(Beginning of SUPPLIED DATA)
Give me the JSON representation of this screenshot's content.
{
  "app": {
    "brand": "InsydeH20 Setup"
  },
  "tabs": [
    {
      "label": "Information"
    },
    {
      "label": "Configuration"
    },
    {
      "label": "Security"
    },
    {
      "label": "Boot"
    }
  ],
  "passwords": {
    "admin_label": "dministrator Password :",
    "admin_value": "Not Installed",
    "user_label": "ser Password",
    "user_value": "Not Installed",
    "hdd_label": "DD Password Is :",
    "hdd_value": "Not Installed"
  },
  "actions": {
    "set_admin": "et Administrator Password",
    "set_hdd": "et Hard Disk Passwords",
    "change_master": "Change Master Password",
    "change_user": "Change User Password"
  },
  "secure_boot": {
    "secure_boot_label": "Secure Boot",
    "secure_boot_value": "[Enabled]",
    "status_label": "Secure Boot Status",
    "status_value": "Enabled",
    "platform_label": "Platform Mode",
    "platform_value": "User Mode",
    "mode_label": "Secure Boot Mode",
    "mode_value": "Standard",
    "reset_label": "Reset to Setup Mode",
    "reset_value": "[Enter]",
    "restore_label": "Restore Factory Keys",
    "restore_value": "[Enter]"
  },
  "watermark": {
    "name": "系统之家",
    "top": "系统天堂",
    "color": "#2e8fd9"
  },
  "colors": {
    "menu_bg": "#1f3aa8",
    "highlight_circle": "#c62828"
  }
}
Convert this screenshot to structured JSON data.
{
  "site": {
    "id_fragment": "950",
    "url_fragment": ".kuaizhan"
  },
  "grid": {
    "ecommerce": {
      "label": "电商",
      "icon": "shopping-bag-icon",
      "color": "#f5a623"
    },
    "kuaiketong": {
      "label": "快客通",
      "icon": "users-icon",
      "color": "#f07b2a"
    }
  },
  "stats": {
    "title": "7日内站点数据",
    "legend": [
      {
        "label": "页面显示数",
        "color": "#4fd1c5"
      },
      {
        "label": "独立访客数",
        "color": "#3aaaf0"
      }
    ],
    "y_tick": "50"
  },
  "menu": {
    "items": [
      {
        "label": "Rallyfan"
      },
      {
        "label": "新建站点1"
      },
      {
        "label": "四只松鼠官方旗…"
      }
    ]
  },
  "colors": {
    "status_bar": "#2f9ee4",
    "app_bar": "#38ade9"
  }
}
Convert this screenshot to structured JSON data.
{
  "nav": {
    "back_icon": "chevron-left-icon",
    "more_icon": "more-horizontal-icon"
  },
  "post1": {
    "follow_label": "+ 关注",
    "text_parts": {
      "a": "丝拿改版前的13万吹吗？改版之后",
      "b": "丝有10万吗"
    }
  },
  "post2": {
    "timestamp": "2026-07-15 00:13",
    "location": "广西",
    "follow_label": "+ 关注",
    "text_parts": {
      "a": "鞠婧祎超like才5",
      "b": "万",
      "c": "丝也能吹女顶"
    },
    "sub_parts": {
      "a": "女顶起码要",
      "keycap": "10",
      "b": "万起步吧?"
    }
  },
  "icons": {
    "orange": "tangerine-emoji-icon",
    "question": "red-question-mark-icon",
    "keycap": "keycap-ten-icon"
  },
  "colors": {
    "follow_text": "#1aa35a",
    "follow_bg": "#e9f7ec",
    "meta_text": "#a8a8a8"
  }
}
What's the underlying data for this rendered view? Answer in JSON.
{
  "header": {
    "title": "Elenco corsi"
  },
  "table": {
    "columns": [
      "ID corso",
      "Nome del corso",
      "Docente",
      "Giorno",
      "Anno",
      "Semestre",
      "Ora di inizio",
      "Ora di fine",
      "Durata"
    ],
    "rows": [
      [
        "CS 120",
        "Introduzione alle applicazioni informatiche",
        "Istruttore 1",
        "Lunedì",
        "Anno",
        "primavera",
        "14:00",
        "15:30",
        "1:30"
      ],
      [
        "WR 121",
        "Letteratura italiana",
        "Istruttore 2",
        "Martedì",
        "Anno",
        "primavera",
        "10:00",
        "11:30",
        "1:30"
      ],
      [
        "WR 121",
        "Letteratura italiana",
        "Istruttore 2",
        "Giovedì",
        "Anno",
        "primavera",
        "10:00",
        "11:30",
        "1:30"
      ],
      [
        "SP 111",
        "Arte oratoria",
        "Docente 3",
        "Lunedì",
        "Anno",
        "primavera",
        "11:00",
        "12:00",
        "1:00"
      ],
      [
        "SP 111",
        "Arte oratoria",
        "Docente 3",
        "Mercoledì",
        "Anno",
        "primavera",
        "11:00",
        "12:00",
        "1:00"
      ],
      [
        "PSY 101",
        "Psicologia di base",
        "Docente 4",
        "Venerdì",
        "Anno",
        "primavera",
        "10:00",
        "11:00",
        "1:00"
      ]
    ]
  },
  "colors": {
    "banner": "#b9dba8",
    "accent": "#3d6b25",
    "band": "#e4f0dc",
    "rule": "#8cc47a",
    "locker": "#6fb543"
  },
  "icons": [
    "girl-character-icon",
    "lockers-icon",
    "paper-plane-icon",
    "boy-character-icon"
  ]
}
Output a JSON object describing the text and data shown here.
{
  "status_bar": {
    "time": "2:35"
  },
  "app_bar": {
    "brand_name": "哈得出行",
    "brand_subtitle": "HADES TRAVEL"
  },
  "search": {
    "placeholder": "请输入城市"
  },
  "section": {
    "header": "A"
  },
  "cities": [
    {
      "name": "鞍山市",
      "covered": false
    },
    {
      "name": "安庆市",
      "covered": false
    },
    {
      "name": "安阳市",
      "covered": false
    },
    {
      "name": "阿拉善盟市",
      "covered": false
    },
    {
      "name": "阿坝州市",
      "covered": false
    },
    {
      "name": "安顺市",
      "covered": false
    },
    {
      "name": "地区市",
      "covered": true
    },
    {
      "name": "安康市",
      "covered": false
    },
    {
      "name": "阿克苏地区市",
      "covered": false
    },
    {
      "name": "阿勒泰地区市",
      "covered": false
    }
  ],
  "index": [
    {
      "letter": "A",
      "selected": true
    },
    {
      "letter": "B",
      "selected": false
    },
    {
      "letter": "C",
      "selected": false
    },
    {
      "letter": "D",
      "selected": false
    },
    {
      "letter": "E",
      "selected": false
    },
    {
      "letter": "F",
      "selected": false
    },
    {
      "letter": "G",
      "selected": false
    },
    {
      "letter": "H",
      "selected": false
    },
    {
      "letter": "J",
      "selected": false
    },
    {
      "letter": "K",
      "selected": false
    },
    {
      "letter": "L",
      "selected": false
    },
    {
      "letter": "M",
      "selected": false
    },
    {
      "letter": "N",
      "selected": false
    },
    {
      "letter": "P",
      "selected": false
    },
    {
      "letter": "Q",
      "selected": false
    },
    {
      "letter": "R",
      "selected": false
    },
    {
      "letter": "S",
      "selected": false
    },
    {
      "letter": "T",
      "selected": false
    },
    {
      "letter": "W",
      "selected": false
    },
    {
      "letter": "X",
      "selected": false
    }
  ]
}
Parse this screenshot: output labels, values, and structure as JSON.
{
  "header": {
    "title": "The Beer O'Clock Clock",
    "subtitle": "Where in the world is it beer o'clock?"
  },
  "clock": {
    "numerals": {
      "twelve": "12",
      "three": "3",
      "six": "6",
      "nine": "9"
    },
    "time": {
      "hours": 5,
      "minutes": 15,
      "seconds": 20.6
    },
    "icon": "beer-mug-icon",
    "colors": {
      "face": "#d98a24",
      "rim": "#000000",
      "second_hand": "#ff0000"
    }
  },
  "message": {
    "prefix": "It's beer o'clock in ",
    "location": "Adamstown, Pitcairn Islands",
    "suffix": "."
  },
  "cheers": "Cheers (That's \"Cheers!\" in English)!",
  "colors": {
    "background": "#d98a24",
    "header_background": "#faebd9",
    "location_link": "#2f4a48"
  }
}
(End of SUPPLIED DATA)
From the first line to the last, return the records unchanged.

SOLUTION TO THIS TASK |
Give me the JSON representation of this screenshot's content.
{
  "app": {
    "brand": "InsydeH20 Setup"
  },
  "tabs": [
    {
      "label": "Information"
    },
    {
      "label": "Configuration"
    },
    {
      "label": "Security"
    },
    {
      "label": "Boot"
    }
  ],
  "passwords": {
    "admin_label": "dministrator Password :",
    "admin_value": "Not Installed",
    "user_label": "ser Password",
    "user_value": "Not Installed",
    "hdd_label": "DD Password Is :",
    "hdd_value": "Not Installed"
  },
  "actions": {
    "set_admin": "et Administrator Password",
    "set_hdd": "et Hard Disk Passwords",
    "change_master": "Change Master Password",
    "change_user": "Change User Password"
  },
  "secure_boot": {
    "secure_boot_label": "Secure Boot",
    "secure_boot_value": "[Enabled]",
    "status_label": "Secure Boot Status",
    "status_value": "Enabled",
    "platform_label": "Platform Mode",
    "platform_value": "User Mode",
    "mode_label": "Secure Boot Mode",
    "mode_value": "Standard",
    "reset_label": "Reset to Setup Mode",
    "reset_value": "[Enter]",
    "restore_label": "Restore Factory Keys",
    "restore_value": "[Enter]"
  },
  "watermark": {
    "name": "系统之家",
    "top": "系统天堂",
    "color": "#2e8fd9"
  },
  "colors": {
    "menu_bg": "#1f3aa8",
    "highlight_circle": "#c62828"
  }
}
Convert this screenshot to structured JSON data.
{
  "site": {
    "id_fragment": "950",
    "url_fragment": ".kuaizhan"
  },
  "grid": {
    "ecommerce": {
      "label": "电商",
      "icon": "shopping-bag-icon",
      "color": "#f5a623"
    },
    "kuaiketong": {
      "label": "快客通",
      "icon": "users-icon",
      "color": "#f07b2a"
    }
  },
  "stats": {
    "title": "7日内站点数据",
    "legend": [
      {
        "label": "页面显示数",
        "color": "#4fd1c5"
      },
      {
        "label": "独立访客数",
        "color": "#3aaaf0"
      }
    ],
    "y_tick": "50"
  },
  "menu": {
    "items": [
      {
        "label": "Rallyfan"
      },
      {
        "label": "新建站点1"
      },
      {
        "label": "四只松鼠官方旗…"
      }
    ]
  },
  "colors": {
    "status_bar": "#2f9ee4",
    "app_bar": "#38ade9"
  }
}
Convert this screenshot to structured JSON data.
{
  "nav": {
    "back_icon": "chevron-left-icon",
    "more_icon": "more-horizontal-icon"
  },
  "post1": {
    "follow_label": "+ 关注",
    "text_parts": {
      "a": "丝拿改版前的13万吹吗？改版之后",
      "b": "丝有10万吗"
    }
  },
  "post2": {
    "timestamp": "2026-07-15 00:13",
    "location": "广西",
    "follow_label": "+ 关注",
    "text_parts": {
      "a": "鞠婧祎超like才5",
      "b": "万",
      "c": "丝也能吹女顶"
    },
    "sub_parts": {
      "a": "女顶起码要",
      "keycap": "10",
      "b": "万起步吧?"
    }
  },
  "icons": {
    "orange": "tangerine-emoji-icon",
    "question": "red-question-mark-icon",
    "keycap": "keycap-ten-icon"
  },
  "colors": {
    "follow_text": "#1aa35a",
    "follow_bg": "#e9f7ec",
    "meta_text": "#a8a8a8"
  }
}
What's the underlying data for this rendered view? Answer in JSON.
{
  "header": {
    "title": "Elenco corsi"
  },
  "table": {
    "columns": [
      "ID corso",
      "Nome del corso",
      "Docente",
      "Giorno",
      "Anno",
      "Semestre",
      "Ora di inizio",
      "Ora di fine",
      "Durata"
    ],
    "rows": [
      [
        "CS 120",
        "Introduzione alle applicazioni informatiche",
        "Istruttore 1",
        "Lunedì",
        "Anno",
        "primavera",
        "14:00",
        "15:30",
        "1:30"
      ],
      [
        "WR 121",
        "Letteratura italiana",
        "Istruttore 2",
        "Martedì",
        "Anno",
        "primavera",
        "10:00",
        "11:30",
        "1:30"
      ],
      [
        "WR 121",
        "Letteratura italiana",
        "Istruttore 2",
        "Giovedì",
        "Anno",
        "primavera",
        "10:00",
        "11:30",
        "1:30"
      ],
      [
        "SP 111",
        "Arte oratoria",
        "Docente 3",
        "Lunedì",
        "Anno",
        "primavera",
        "11:00",
        "12:00",
        "1:00"
      ],
      [
        "SP 111",
        "Arte oratoria",
        "Docente 3",
        "Mercoledì",
        "Anno",
        "primavera",
        "11:00",
        "12:00",
        "1:00"
      ],
      [
        "PSY 101",
        "Psicologia di base",
        "Docente 4",
        "Venerdì",
        "Anno",
        "primavera",
        "10:00",
        "11:00",
        "1:00"
      ]
    ]
  },
  "colors": {
    "banner": "#b9dba8",
    "accent": "#3d6b25",
    "band": "#e4f0dc",
    "rule": "#8cc47a",
    "locker": "#6fb543"
  },
  "icons": [
    "girl-character-icon",
    "lockers-icon",
    "paper-plane-icon",
    "boy-character-icon"
  ]
}
Output a JSON object describing the text and data shown here.
{
  "status_bar": {
    "time": "2:35"
  },
  "app_bar": {
    "brand_name": "哈得出行",
    "brand_subtitle": "HADES TRAVEL"
  },
  "search": {
    "placeholder": "请输入城市"
  },
  "section": {
    "header": "A"
  },
  "cities": [
    {
      "name": "鞍山市",
      "covered": false
    },
    {
      "name": "安庆市",
      "covered": false
    },
    {
      "name": "安阳市",
      "covered": false
    },
    {
      "name": "阿拉善盟市",
      "covered": false
    },
    {
      "name": "阿坝州市",
      "covered": false
    },
    {
      "name": "安顺市",
      "covered": false
    },
    {
      "name": "地区市",
      "covered": true
    },
    {
      "name": "安康市",
      "covered": false
    },
    {
      "name": "阿克苏地区市",
      "covered": false
    },
    {
      "name": "阿勒泰地区市",
      "covered": false
    }
  ],
  "index": [
    {
      "letter": "A",
      "selected": true
    },
    {
      "letter": "B",
      "selected": false
    },
    {
      "letter": "C",
      "selected": false
    },
    {
      "letter": "D",
      "selected": false
    },
    {
      "letter": "E",
      "selected": false
    },
    {
      "letter": "F",
      "selected": false
    },
    {
      "letter": "G",
      "selected": false
    },
    {
      "letter": "H",
      "selected": false
    },
    {
      "letter": "J",
      "selected": false
    },
    {
      "letter": "K",
      "selected": false
    },
    {
      "letter": "L",
      "selected": false
    },
    {
      "letter": "M",
      "selected": false
    },
    {
      "letter": "N",
      "selected": false
    },
    {
      "letter": "P",
      "selected": false
    },
    {
      "letter": "Q",
      "selected": false
    },
    {
      "letter": "R",
      "selected": false
    },
    {
      "letter": "S",
      "selected": false
    },
    {
      "letter": "T",
      "selected": false
    },
    {
      "letter": "W",
      "selected": false
    },
    {
      "letter": "X",
      "selected": false
    }
  ]
}
Parse this screenshot: output labels, values, and structure as JSON.
{
  "header": {
    "title": "The Beer O'Clock Clock",
    "subtitle": "Where in the world is it beer o'clock?"
  },
  "clock": {
    "numerals": {
      "twelve": "12",
      "three": "3",
      "six": "6",
      "nine": "9"
    },
    "time": {
      "hours": 5,
      "minutes": 15,
      "seconds": 20.6
    },
    "icon": "beer-mug-icon",
    "colors": {
      "face": "#d98a24",
      "rim": "#000000",
      "second_hand": "#ff0000"
    }
  },
  "message": {
    "prefix": "It's beer o'clock in ",
    "location": "Adamstown, Pitcairn Islands",
    "suffix": "."
  },
  "cheers": "Cheers (That's \"Cheers!\" in English)!",
  "colors": {
    "background": "#d98a24",
    "header_background": "#faebd9",
    "location_link": "#2f4a48"
  }
}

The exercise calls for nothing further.